    On Abou Diaby. I couldn’t be more sad for him. Just so unbelievably unfair. And the reaction of some “fans” is disgraceful. Get well soon, Abou.

    Like

  21. I am so upset for poor Abou, but what doesn’t kill you only makes you stronger. I can just imagine the abuse the poor man is getting from some of the more heartless ‘supporters’ George.

    Like

  22. People moaning over this poor fellows injury, claiming that the manager has counted on this player are ignoring that Song was his cover for, oh, about three maybe four maybe more seasons. Either they are being really stoooopid to have missed Song play for their club for about three seasons whilst watching every game or they are delibertely using this players injury to attack the club. Class.
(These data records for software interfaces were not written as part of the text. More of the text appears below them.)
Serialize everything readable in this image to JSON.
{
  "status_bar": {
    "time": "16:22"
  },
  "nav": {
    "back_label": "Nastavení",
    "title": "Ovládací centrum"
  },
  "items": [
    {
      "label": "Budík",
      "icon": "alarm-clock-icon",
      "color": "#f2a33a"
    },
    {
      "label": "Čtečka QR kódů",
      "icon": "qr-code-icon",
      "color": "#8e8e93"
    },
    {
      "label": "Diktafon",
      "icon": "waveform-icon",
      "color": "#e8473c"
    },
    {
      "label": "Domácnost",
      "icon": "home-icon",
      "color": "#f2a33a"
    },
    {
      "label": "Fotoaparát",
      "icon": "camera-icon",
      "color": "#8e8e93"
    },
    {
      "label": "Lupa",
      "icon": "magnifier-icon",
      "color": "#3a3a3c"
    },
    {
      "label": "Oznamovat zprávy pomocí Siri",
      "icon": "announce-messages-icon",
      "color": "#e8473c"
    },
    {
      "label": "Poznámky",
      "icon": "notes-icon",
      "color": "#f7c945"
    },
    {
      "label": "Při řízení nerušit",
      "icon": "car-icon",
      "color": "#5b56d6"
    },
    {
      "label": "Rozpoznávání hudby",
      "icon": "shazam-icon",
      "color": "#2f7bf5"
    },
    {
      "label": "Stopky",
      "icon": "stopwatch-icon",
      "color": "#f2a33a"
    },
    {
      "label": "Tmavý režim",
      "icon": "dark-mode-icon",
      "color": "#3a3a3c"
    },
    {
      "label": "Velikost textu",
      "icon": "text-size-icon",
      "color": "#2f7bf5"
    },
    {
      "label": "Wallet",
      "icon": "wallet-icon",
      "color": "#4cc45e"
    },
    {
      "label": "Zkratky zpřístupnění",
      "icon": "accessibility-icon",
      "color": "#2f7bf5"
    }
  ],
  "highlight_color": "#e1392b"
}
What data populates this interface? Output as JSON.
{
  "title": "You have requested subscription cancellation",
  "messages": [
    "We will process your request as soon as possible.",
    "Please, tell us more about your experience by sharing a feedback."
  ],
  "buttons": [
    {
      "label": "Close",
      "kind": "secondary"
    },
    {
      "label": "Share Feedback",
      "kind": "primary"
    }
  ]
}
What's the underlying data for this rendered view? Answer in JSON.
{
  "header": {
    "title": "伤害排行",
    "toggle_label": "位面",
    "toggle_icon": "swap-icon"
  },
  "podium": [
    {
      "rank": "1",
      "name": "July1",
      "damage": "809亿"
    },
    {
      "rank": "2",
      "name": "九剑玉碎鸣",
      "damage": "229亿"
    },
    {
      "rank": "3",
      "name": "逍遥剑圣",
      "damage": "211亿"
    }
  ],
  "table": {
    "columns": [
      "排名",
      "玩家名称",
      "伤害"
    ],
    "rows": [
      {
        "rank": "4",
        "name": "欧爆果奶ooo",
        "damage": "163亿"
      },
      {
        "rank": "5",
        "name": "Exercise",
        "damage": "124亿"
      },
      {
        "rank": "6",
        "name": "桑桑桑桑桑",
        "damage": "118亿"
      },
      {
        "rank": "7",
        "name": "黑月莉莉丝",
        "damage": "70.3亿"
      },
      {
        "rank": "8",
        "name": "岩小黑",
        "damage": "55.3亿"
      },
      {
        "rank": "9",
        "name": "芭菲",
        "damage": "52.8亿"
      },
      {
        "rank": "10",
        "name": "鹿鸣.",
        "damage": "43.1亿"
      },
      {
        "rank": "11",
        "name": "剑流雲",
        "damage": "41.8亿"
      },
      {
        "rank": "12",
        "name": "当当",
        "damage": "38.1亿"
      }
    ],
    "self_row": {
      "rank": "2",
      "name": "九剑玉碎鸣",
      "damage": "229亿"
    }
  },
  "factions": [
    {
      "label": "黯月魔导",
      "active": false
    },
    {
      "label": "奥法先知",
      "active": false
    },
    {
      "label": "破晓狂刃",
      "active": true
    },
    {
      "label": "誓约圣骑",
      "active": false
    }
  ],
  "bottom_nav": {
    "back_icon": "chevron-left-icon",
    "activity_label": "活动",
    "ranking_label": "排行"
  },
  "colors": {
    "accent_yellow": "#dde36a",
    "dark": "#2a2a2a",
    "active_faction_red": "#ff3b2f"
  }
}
    Like

  23. Interesting piece there Anicoll. Honest, it wasn’t me. But it’s accurate.

    Like

  24. I am in a state of psychological dissonance. What else can go wrong for Abou? In the parlance of the street. “I’m gutted”
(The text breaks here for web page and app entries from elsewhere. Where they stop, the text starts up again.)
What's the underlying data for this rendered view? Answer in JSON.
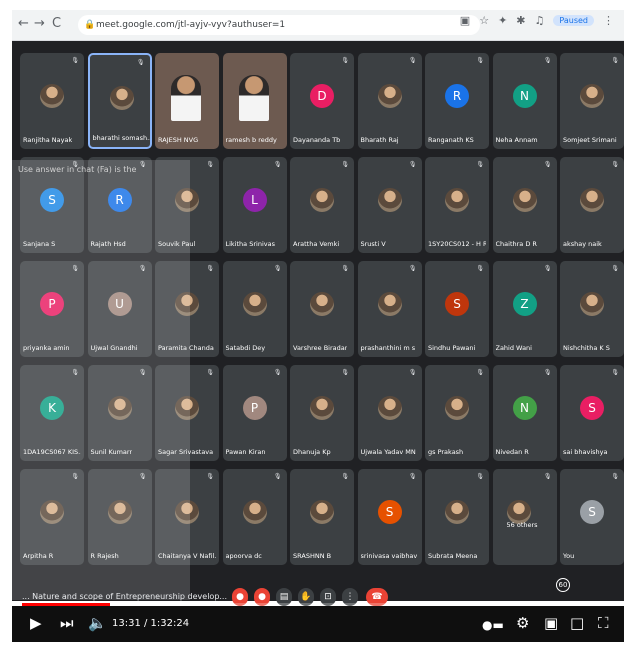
{
  "browser": {
    "url": "meet.google.com/jtl-ayjv-vyv?authuser=1",
    "profile_label": "Paused",
    "nav_back": "←",
    "nav_forward": "→",
    "nav_reload": "C"
  },
  "meet": {
    "participants": [
      {
        "name": "Ranjitha Nayak",
        "kind": "photo"
      },
      {
        "name": "bharathi somash...",
        "kind": "photo",
        "speaking": true
      },
      {
        "name": "RAJESH NVG",
        "kind": "video"
      },
      {
        "name": "ramesh b reddy",
        "kind": "video"
      },
      {
        "name": "Dayananda Tb",
        "kind": "initial",
        "initial": "D",
        "color": "#e91e63"
      },
      {
        "name": "Bharath Raj",
        "kind": "photo"
      },
      {
        "name": "Ranganath KS",
        "kind": "initial",
        "initial": "R",
        "color": "#1a73e8"
      },
      {
        "name": "Neha Annam",
        "kind": "initial",
        "initial": "N",
        "color": "#12a085"
      },
      {
        "name": "Somjeet Srimani",
        "kind": "photo"
      },
      {
        "name": "Sanjana S",
        "kind": "initial",
        "initial": "S",
        "color": "#1e88e5"
      },
      {
        "name": "Rajath Hsd",
        "kind": "initial",
        "initial": "R",
        "color": "#1a73e8"
      },
      {
        "name": "Souvik Paul",
        "kind": "photo"
      },
      {
        "name": "Likitha Srinivas",
        "kind": "initial",
        "initial": "L",
        "color": "#8e24aa"
      },
      {
        "name": "Arattha Vemki",
        "kind": "photo"
      },
      {
        "name": "Srusti V",
        "kind": "photo"
      },
      {
        "name": "1SY20CS012 - H R...",
        "kind": "photo"
      },
      {
        "name": "Chaithra D R",
        "kind": "photo"
      },
      {
        "name": "akshay naik",
        "kind": "photo"
      },
      {
        "name": "priyanka amin",
        "kind": "initial",
        "initial": "P",
        "color": "#e91e63"
      },
      {
        "name": "Ujwal Gnandhi",
        "kind": "initial",
        "initial": "U",
        "color": "#a1887f"
      },
      {
        "name": "Paramita Chanda",
        "kind": "photo"
      },
      {
        "name": "Satabdi Dey",
        "kind": "photo"
      },
      {
        "name": "Varshree Biradar",
        "kind": "photo"
      },
      {
        "name": "prashanthini m s",
        "kind": "photo"
      },
      {
        "name": "Sindhu Pawani",
        "kind": "initial",
        "initial": "S",
        "color": "#bf360c"
      },
      {
        "name": "Zahid Wani",
        "kind": "initial",
        "initial": "Z",
        "color": "#12a085"
      },
      {
        "name": "Nishchitha K S",
        "kind": "photo"
      },
      {
        "name": "1DA19CS067 KIS...",
        "kind": "initial",
        "initial": "K",
        "color": "#12a085"
      },
      {
        "name": "Sunil Kumarr",
        "kind": "photo"
      },
      {
        "name": "Sagar Srivastava",
        "kind": "photo"
      },
      {
        "name": "Pawan Kiran",
        "kind": "initial",
        "initial": "P",
        "color": "#a1887f"
      },
      {
        "name": "Dhanuja Kp",
        "kind": "photo"
      },
      {
        "name": "Ujwala Yadav MN",
        "kind": "photo"
      },
      {
        "name": "gs Prakash",
        "kind": "photo"
      },
      {
        "name": "Nivedan R",
        "kind": "initial",
        "initial": "N",
        "color": "#43a047"
      },
      {
        "name": "sai bhavishya",
        "kind": "initial",
        "initial": "S",
        "color": "#e91e63"
      },
      {
        "name": "Arpitha R",
        "kind": "photo"
      },
      {
        "name": "R Rajesh",
        "kind": "photo"
      },
      {
        "name": "Chaitanya V Nafil...",
        "kind": "photo"
      },
      {
        "name": "apoorva dc",
        "kind": "photo"
      },
      {
        "name": "SRASHNN B",
        "kind": "photo"
      },
      {
        "name": "srinivasa vaibhav",
        "kind": "initial",
        "initial": "S",
        "color": "#e65100"
      },
      {
        "name": "Subrata Meena",
        "kind": "photo"
      },
      {
        "name": "56 others",
        "kind": "others"
      },
      {
        "name": "You",
        "kind": "initial",
        "initial": "S",
        "color": "#9aa0a6"
      }
    ],
    "overlay_text": "Use answer in chat (Fa) is the"
  },
  "player": {
    "title": "... Nature and scope of Entrepreneurship develop...",
    "time_display": "13:31 / 1:32:24",
    "progress_fraction": 0.147,
    "counter_badge": "60"
  },
  "icons": {
    "play": "play-icon",
    "next": "next-icon",
    "volume": "volume-icon",
    "settings": "gear-icon",
    "fullscreen": "fullscreen-icon"
  }
}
    Like

  25. I am on fire on Twitter tonight.

    Like

  26. Slay ’em George. Anyone being disrespectful to our Abou deserves the most righteous ire you can muster

    Lovely post btw Steww.
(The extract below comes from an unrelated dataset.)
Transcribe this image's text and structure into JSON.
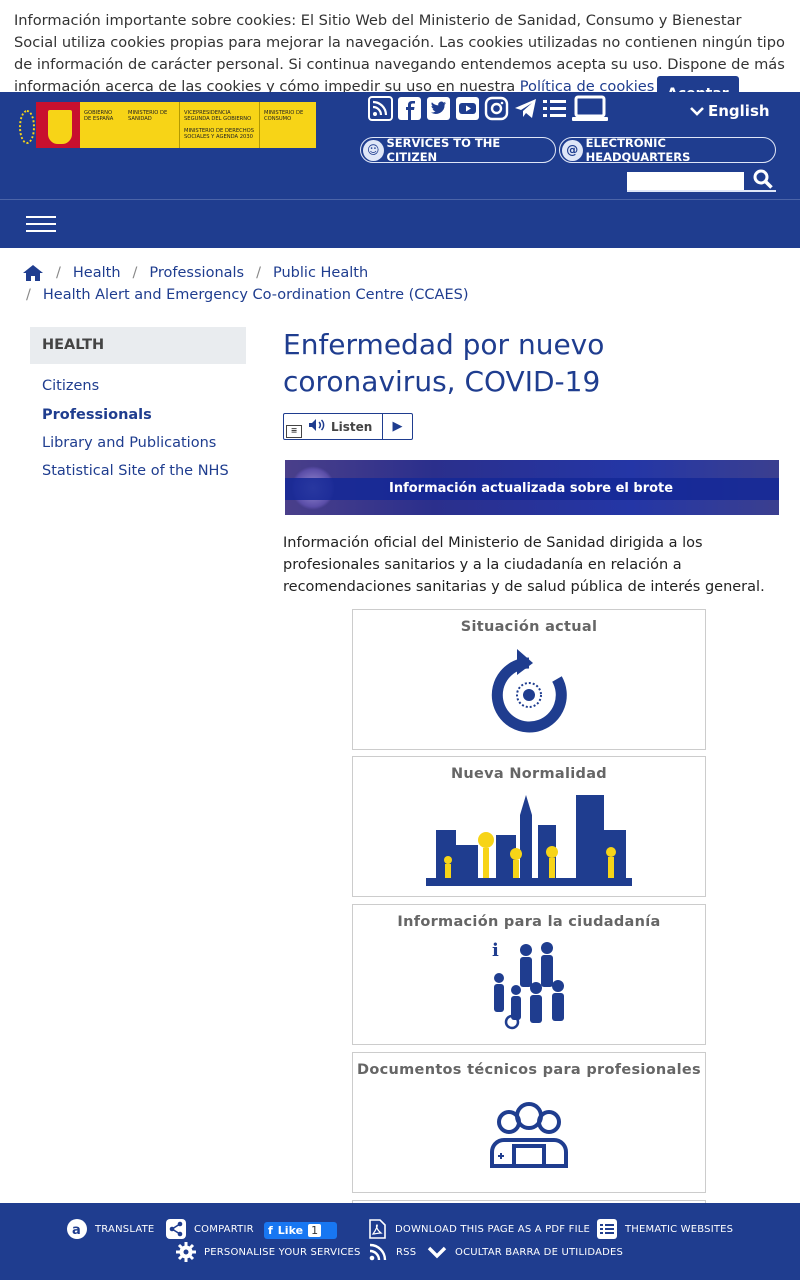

    Like

  27. Rolling thunder George

    Like

  28. poor diaby… where will it end?

    Like

  29. Not with this latest sat back I hope TS

    Like

  30. i meant when will the set backs end….

    jest when he was saying he had learnt to take care of himself better!

    Like

  31. Anicoll

    I’m pleased you let Dukey have it over there on ACLF. How harsh people can be about Abou both amazes and disgusts me. Abou has, to date, been robbed of a potentially glorious career and we of enjoying a magnificent footballer.

    Ditto Harry

    Love the retorts for Bill. Keep up the sanity!

    Like

  32. unfortunately I fear this will be the end for poor abou , football never really give him a chance

    Like

  33. People are mourning Diaby’s career but I’m taking moment to remember the lost art of supporting your team.
    Fucking idiots.

    Like

  34. Excellent piece of writing here, Stew. I have similar feelings about my national side but they’re so bad that I can’t help but get behind them.

    Like

  35. anicoll5 March 28, 2013 at 6:40 pm

    awful night…2 ricoches in 90+ = ..champions of europe…donkey slips = champions of europe x2….terryble…

    poor abu..

    Like

  36. Devastated, just devastated to learn of Abou’s latest injury. Just might need a Jamaican obeah man.

    Like

Comments are closed.

%d bloggers like this: